Task description: The response should be an exact copy of every record.

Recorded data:
== Segment start ==
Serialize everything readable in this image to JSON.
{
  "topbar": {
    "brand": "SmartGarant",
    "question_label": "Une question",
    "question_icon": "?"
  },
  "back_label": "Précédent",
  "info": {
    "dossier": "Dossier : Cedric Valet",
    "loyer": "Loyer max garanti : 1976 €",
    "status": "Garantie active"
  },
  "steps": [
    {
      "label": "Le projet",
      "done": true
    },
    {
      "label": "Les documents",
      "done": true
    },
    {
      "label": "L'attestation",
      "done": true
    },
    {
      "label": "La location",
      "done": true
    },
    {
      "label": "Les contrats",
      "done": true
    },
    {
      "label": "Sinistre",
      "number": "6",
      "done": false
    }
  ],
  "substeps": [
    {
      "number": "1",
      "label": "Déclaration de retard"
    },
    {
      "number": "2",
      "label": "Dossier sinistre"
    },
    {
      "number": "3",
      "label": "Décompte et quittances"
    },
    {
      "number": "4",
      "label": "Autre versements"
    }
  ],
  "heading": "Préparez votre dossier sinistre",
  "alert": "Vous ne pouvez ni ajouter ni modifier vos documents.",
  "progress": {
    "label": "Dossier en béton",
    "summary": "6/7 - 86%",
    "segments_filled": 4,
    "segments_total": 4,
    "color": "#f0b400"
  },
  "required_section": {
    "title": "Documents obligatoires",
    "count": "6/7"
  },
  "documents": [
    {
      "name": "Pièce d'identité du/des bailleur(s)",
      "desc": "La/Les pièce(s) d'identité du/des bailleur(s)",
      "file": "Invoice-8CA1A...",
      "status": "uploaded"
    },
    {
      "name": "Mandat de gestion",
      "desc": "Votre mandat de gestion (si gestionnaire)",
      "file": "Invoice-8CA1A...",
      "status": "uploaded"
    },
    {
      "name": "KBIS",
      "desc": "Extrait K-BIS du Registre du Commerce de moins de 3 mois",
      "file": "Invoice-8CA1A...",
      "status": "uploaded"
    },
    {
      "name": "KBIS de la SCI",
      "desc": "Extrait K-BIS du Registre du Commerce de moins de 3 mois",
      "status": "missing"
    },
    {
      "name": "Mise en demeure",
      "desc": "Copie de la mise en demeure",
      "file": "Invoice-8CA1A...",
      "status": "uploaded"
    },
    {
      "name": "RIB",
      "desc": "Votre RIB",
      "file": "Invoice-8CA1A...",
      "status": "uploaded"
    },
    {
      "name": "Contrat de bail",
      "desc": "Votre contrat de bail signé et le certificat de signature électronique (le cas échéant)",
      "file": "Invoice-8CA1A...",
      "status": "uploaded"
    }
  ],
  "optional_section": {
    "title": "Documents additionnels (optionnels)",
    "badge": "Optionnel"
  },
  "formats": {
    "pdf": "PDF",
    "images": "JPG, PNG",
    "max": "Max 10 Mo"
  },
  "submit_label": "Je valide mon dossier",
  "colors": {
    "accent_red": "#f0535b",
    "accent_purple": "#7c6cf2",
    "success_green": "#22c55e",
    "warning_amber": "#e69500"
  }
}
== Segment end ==
Reply to the task:
Serialize everything readable in this image to JSON.
{
  "topbar": {
    "brand": "SmartGarant",
    "question_label": "Une question",
    "question_icon": "?"
  },
  "back_label": "Précédent",
  "info": {
    "dossier": "Dossier : Cedric Valet",
    "loyer": "Loyer max garanti : 1976 €",
    "status": "Garantie active"
  },
  "steps": [
    {
      "label": "Le projet",
      "done": true
    },
    {
      "label": "Les documents",
      "done": true
    },
    {
      "label": "L'attestation",
      "done": true
    },
    {
      "label": "La location",
      "done": true
    },
    {
      "label": "Les contrats",
      "done": true
    },
    {
      "label": "Sinistre",
      "number": "6",
      "done": false
    }
  ],
  "substeps": [
    {
      "number": "1",
      "label": "Déclaration de retard"
    },
    {
      "number": "2",
      "label": "Dossier sinistre"
    },
    {
      "number": "3",
      "label": "Décompte et quittances"
    },
    {
      "number": "4",
      "label": "Autre versements"
    }
  ],
  "heading": "Préparez votre dossier sinistre",
  "alert": "Vous ne pouvez ni ajouter ni modifier vos documents.",
  "progress": {
    "label": "Dossier en béton",
    "summary": "6/7 - 86%",
    "segments_filled": 4,
    "segments_total": 4,
    "color": "#f0b400"
  },
  "required_section": {
    "title": "Documents obligatoires",
    "count": "6/7"
  },
  "documents": [
    {
      "name": "Pièce d'identité du/des bailleur(s)",
      "desc": "La/Les pièce(s) d'identité du/des bailleur(s)",
      "file": "Invoice-8CA1A...",
      "status": "uploaded"
    },
    {
      "name": "Mandat de gestion",
      "desc": "Votre mandat de gestion (si gestionnaire)",
      "file": "Invoice-8CA1A...",
      "status": "uploaded"
    },
    {
      "name": "KBIS",
      "desc": "Extrait K-BIS du Registre du Commerce de moins de 3 mois",
      "file": "Invoice-8CA1A...",
      "status": "uploaded"
    },
    {
      "name": "KBIS de la SCI",
      "desc": "Extrait K-BIS du Registre du Commerce de moins de 3 mois",
      "status": "missing"
    },
    {
      "name": "Mise en demeure",
      "desc": "Copie de la mise en demeure",
      "file": "Invoice-8CA1A...",
      "status": "uploaded"
    },
    {
      "name": "RIB",
      "desc": "Votre RIB",
      "file": "Invoice-8CA1A...",
      "status": "uploaded"
    },
    {
      "name": "Contrat de bail",
      "desc": "Votre contrat de bail signé et le certificat de signature électronique (le cas échéant)",
      "file": "Invoice-8CA1A...",
      "status": "uploaded"
    }
  ],
  "optional_section": {
    "title": "Documents additionnels (optionnels)",
    "badge": "Optionnel"
  },
  "formats": {
    "pdf": "PDF",
    "images": "JPG, PNG",
    "max": "Max 10 Mo"
  },
  "submit_label": "Je valide mon dossier",
  "colors": {
    "accent_red": "#f0535b",
    "accent_purple": "#7c6cf2",
    "success_green": "#22c55e",
    "warning_amber": "#e69500"
  }
}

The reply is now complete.